(I actually just put a lot of "unfinished business" — i.e., projects that I finally accepted that I'm never coming back to — in the box for the Salvation Army today. There are still a few "somedays" left hanging in my sewing room, but they're precious few.)

I'm trying to let go of a lot of "somedays", or "just-in-cases", especially when it comes to books and fabric. If I am not head-over-heels in love with fabric, I think it's going to leave me in search of a more appreciative owner. And if I take a book off a shelf, open it, and don't feel like sitting down to read a few pages, it might wander off, too.

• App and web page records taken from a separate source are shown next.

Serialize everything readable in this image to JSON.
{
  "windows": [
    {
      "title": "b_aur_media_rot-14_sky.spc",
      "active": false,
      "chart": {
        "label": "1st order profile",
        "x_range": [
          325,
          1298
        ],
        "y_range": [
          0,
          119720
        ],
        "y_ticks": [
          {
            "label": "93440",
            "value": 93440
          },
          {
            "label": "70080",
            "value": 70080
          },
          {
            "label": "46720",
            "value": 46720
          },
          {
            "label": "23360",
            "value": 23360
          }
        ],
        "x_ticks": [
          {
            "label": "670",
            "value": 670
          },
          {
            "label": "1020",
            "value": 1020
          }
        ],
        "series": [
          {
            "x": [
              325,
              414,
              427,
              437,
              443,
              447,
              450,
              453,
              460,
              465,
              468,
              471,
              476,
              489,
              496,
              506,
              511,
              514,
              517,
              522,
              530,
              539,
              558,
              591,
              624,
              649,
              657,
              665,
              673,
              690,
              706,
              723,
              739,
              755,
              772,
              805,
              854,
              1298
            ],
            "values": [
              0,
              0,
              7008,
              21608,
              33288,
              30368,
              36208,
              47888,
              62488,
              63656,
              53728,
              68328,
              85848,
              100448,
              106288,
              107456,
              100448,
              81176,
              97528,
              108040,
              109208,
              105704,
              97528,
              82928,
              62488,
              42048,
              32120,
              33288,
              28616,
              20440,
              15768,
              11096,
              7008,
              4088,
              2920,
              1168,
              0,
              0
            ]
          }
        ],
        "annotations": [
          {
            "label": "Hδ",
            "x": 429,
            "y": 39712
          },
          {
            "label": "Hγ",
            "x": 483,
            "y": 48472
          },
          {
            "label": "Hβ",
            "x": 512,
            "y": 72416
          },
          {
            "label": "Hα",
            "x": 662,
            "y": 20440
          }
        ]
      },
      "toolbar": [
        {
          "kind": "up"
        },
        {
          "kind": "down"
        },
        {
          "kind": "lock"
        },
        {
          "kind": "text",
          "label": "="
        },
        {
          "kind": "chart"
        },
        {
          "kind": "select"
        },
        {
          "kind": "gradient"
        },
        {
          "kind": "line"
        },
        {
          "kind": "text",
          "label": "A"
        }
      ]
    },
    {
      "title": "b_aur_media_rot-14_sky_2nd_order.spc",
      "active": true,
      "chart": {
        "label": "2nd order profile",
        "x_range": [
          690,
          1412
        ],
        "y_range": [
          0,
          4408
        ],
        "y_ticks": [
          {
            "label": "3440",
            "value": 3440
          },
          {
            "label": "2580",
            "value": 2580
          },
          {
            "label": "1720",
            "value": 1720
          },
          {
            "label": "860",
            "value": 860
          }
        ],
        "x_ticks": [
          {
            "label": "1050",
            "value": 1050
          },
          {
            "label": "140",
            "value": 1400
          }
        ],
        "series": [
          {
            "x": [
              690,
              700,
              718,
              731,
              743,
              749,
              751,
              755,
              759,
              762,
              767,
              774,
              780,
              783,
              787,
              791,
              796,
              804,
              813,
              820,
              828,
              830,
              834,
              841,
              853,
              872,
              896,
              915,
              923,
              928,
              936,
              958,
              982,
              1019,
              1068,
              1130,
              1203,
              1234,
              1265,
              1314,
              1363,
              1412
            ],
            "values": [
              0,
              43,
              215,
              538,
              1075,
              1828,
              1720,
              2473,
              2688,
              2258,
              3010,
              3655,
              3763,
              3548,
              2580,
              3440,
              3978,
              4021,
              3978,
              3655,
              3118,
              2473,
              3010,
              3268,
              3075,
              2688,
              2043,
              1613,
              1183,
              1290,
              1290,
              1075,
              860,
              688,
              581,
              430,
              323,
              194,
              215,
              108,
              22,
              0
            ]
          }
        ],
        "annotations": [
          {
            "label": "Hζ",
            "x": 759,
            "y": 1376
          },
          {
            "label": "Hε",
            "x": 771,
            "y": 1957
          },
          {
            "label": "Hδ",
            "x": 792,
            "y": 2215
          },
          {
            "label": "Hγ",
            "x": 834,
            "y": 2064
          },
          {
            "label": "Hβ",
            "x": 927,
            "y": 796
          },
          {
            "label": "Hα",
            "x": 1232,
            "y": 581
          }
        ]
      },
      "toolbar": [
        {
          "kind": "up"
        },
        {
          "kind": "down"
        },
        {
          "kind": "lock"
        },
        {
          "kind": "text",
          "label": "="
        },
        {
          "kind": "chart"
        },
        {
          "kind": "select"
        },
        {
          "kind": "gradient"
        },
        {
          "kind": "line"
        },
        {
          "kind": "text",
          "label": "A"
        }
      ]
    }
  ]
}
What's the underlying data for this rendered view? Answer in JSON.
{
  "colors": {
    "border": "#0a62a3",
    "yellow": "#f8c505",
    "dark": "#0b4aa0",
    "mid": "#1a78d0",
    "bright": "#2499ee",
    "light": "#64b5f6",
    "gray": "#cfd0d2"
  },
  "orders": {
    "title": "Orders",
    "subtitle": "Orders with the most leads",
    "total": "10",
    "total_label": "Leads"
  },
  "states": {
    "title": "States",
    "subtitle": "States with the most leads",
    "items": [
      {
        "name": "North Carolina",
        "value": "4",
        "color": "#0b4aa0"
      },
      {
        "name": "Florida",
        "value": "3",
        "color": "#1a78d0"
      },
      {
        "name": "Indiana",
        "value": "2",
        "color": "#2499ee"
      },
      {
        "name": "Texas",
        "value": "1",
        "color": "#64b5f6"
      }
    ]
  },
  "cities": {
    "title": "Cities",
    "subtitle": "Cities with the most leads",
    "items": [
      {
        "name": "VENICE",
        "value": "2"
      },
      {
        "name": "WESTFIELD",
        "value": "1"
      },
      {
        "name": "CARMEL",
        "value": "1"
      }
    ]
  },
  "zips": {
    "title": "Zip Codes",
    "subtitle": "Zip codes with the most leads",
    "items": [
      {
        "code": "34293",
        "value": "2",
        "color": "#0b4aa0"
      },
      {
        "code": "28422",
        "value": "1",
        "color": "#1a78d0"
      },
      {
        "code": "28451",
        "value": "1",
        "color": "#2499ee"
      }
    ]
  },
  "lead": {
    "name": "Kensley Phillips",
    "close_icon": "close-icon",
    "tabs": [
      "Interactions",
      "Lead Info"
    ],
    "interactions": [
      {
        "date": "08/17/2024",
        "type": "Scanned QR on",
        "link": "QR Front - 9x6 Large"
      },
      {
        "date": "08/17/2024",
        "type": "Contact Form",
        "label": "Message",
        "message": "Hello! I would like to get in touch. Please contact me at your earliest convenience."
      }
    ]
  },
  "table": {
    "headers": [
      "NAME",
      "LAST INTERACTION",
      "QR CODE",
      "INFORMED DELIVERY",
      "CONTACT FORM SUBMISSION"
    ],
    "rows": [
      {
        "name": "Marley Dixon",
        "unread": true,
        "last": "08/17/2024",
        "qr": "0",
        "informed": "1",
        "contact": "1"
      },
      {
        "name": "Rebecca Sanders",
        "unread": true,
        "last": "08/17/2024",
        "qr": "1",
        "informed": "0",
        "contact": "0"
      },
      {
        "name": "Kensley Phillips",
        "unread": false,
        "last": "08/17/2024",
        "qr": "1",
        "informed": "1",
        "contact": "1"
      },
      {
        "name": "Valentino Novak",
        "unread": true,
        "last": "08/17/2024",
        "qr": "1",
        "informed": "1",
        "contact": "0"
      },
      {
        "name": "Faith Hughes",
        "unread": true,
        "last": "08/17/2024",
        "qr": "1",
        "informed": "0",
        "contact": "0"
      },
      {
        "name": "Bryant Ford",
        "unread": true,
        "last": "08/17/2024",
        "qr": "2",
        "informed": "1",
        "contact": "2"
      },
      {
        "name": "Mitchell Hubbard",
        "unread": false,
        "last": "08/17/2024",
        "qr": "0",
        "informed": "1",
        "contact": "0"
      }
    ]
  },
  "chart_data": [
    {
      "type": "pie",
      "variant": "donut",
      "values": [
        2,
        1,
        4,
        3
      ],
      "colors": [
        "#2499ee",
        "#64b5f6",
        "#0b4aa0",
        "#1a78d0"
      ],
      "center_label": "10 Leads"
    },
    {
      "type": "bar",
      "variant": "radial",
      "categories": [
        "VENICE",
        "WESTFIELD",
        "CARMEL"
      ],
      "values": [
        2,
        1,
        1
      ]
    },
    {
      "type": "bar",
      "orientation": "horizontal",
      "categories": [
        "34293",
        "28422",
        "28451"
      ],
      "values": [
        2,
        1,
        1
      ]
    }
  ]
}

The Internet has obviated the need for hoarding, in my opinion. For instance, years ago I bought a copy of this book. It was a dollar, and it looked interesting, so I bought it, and read it. (I really liked it, although its author has the prejudices of his time and the vocabulary to match.) But now (as that link suggested), it's available online, and I don't have to hold on to my copy for fear that if I let it go, I wouldn't be able to find it again. Google can hold on to it for me — and I can download the PDF (it's well out of copyright) and have it on my hard drive in reserve against any Chicago-meatpacking-magnate's-advice-to-his-son emergencies.

Of course, you can't download fabric and keep it on your hard drive (although I'm sure my long-suffering husband wishes you could!) but I don't feel the need to hold on to "eh" or "just-in-case" fabric when a few clicks will take me to plenty of fabric that makes me say "ah" instead … and when I already have enough "ah" fabric to swathe my entire house, Christo-style, if I felt like it.

(Another thing the Internet is making it easy to let go of is petty resentments. If I want to feel angry and pissed off, there are plenty of places I can go online to read stuff that will make my blood boil. Why carry that around with me in the meantime?)

What is the Internet helping you let go of?